It is sometimes hard for economically impoverished people to see the value of their heritage. Renovating an ancestral wooden house might not be a priority when it is much cheaper to build a new one out of corrugated steel. Someone who can hardly make ends meet doesn’t think about deforestation when he or she needs firewood. Some modernization could make life a little easier for Chilotes; the challenge is to make a transition towards modernization while keeping tradition and identity alive.
I have been to Chiloé seven times. I spent a lot of time with my friends, talking, visiting people, looking at the rain, sometimes hardly moving at all, and constantly eating. I took numerous buses and boats, I missed others. I was attacked by birds; danced with local borrachos, or drunks; fought armies of insects; and listened to the Roman Catholic versions of Simon & Garfunkel songs at mass. I even attempted to make some "Belgian" food—nothing too exotic, just simple mashed potatoes and carrots. It was still too radical…only my friend’s son and myself ate it…and then it went to the pigs!

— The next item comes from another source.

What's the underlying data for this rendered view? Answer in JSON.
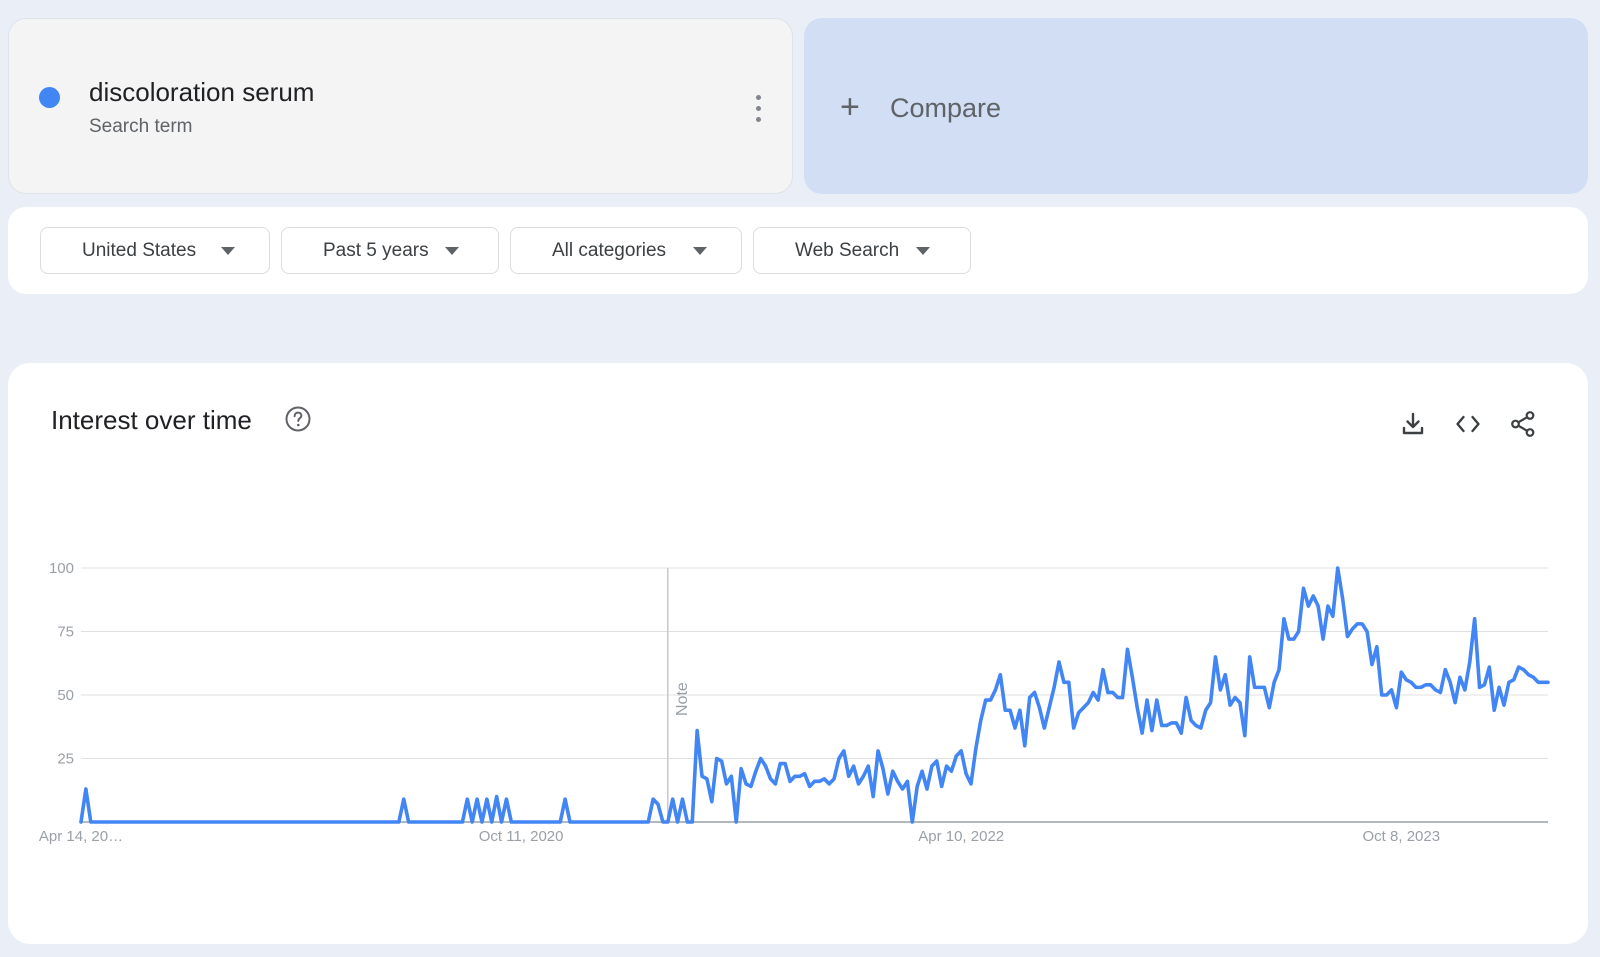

My head was going to explode with Spanish words my mouth could not seem to pronounce, and sometimes I found myself trying to explain things I thought were obvious. One day we were watching the news on a five-by-seven-inch, black-and-white television when they announced that someone had proposed renaming a street in Santiago after Pinochet. I looked around and nobody really seemed to care.
I tried to be in the present and absorb everything I saw, experienced, and felt. Bits of things speak to us; others get lost, never to reach us. I left Chiloé with my handmade woolen shoes, my dried mint, oregano, and at least 5 kilos of fresh garlic. I left a big bag of potatoes that would not fit in my backpack. My legs hurt a little from horse riding, and my nose was peeling because of sunburn.
These are the stories of an island that believes in ghost ships, witches, God, and the power of community. Chiloé is a land of rainbows and potatoes—a place where church towers help fishermen come home.